The situation was really horrible. One big issue was that even though most journalists had received an evacuation letter, nothing was clear about the evacuation process: there was no clear system of transportation, no location, no focal point where we had to meet to reach the airport.
I was fortunate enough to have a car arranged by the Committee to Protect Journalists to go from the Serena Hotel in Kabul to the airport. There was a list with names on it of people who could shift from the hotel. Once we arrived at the airport, they double checked the names on the list before letting us in.
Everyone on the plane was crying, including me
Once at the airport, it was crowded everywhere. On one side there were civilians with documents and passports trying to rush to enter the airport and on the other side there were Taliban members shooting, sometimes in the air but sometimes also face to face. A number of people got injured.
After waiting for 8-9 hours, we finally got a chance to get on the plane. Everyone on the plane was crying, including me. I cried from the moment I was in the hotel until I entered Qatar’s airport. It is not something easy, to leave your homeland. We fought for 20 years for democracy, press freedom, free media and the presence of women journalists. All this progress and sacrifice was taken away in a minute and we’re now 20 years back to the ignorance and dark period of the Taliban.
I don't know what awaits me in the future. On the plane, three women from Ariana News were sad and really confused too about what we should do in the future: live in Qatar or a third country? Make a career again? Is it a waste of time? We hope that the international community will pay attention to these young people, as well as to the Afghan seniors and experts, and will help them resume their activity.

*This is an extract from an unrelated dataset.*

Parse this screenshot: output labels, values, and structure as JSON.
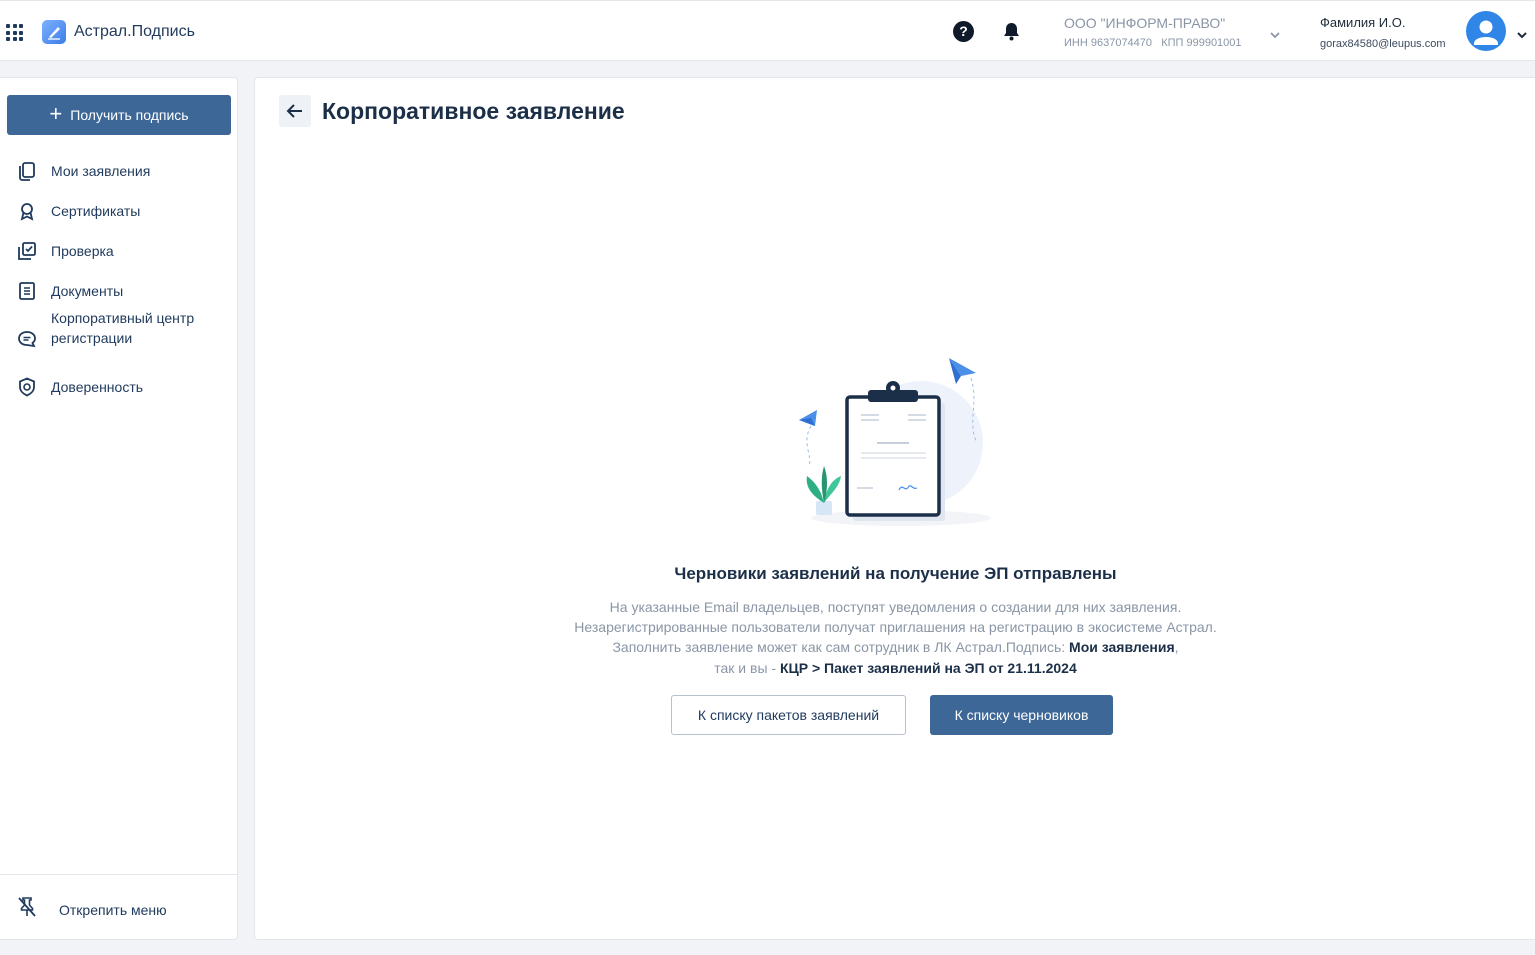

The IFJ has established a special Afghanistan Solidarity Fund within the IFJ Safety Fund to channel further support and urge those who can donate. All funds raised will go directly to providing support to Afghan colleagues.